If my family and friends were to write me a letter, what address would they use? When I type my name on one of my stories, what address should I give?
It occurred to me that Space Station is a place as deserving of an address as other frontier stations like McMurdo Base or the Amundsen-Scott South Pole Base in Antarctica. These places have formal addresses, complete with zip codes. Even Navy ships have addresses. With the future development of commercial spaceships, I could realistically contemplate someone sending me a letter. So what address would they use? Do they need a zip code? Do you affix an “airmail stamp” or do we create a new category of “rocket mail” stamps? If Space Station were to have an address, instead of writing letters to Santa Claus asking for stuff, kids could write letters to astronauts asking questions about science and engineering.

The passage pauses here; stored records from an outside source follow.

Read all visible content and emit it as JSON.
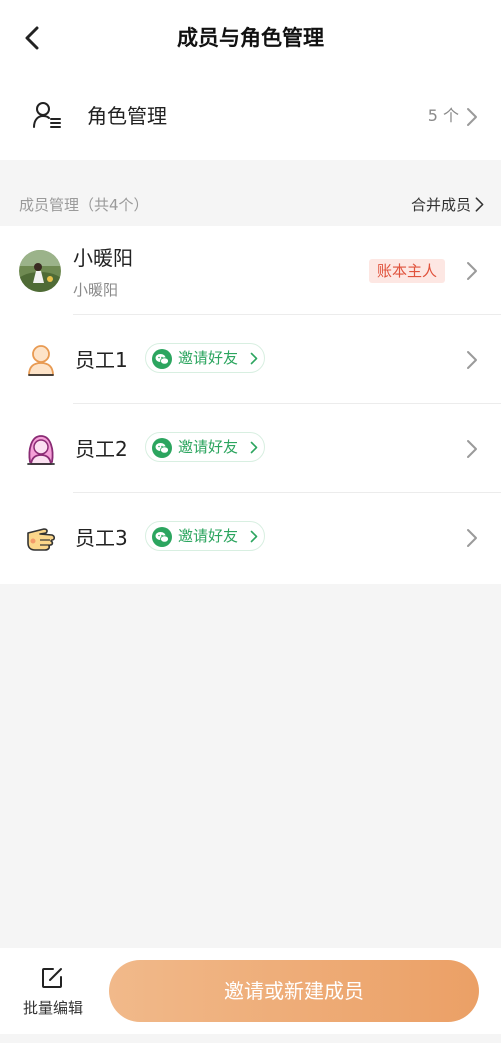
{
  "header": {
    "title": "成员与角色管理"
  },
  "roles": {
    "label": "角色管理",
    "count": "5 个"
  },
  "members_section": {
    "title": "成员管理（共4个）",
    "merge_label": "合并成员"
  },
  "members": [
    {
      "name": "小暖阳",
      "subname": "小暖阳",
      "badge": "账本主人"
    },
    {
      "name": "员工1",
      "invite": "邀请好友"
    },
    {
      "name": "员工2",
      "invite": "邀请好友"
    },
    {
      "name": "员工3",
      "invite": "邀请好友"
    }
  ],
  "footer": {
    "batch_edit_label": "批量编辑",
    "primary_button_label": "邀请或新建成员"
  },
  "colors": {
    "accent": "#eba066",
    "invite_green": "#2ca55f",
    "owner_badge_text": "#e0533d",
    "owner_badge_bg": "#fde7e3"
  }
}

My sleep station, a coffin-sized box, is located in the fifth deck space of Node 2. From an Earth-based perspective, I pop out of my sleep station as if I were coming out of the floor. I am thus situated on the International Space Station (ISS) in Low Earth Orbit (LEO) with an orbital inclination of 51.6 degrees (the angle of our orbit plane to the equator) and an average altitude of 400 kilometers. It occurred to me that my address should be: Node 2, Deck 5, ISS, LEO 51.603. The first three digits of your space zip code would be your orbital inclination and the last two a designator for your particular space station, with ISS being the third in this location (after the Salyut series and Mir). This zip code nomenclature should suffice, at least until there are more than 99 different space stations in orbit.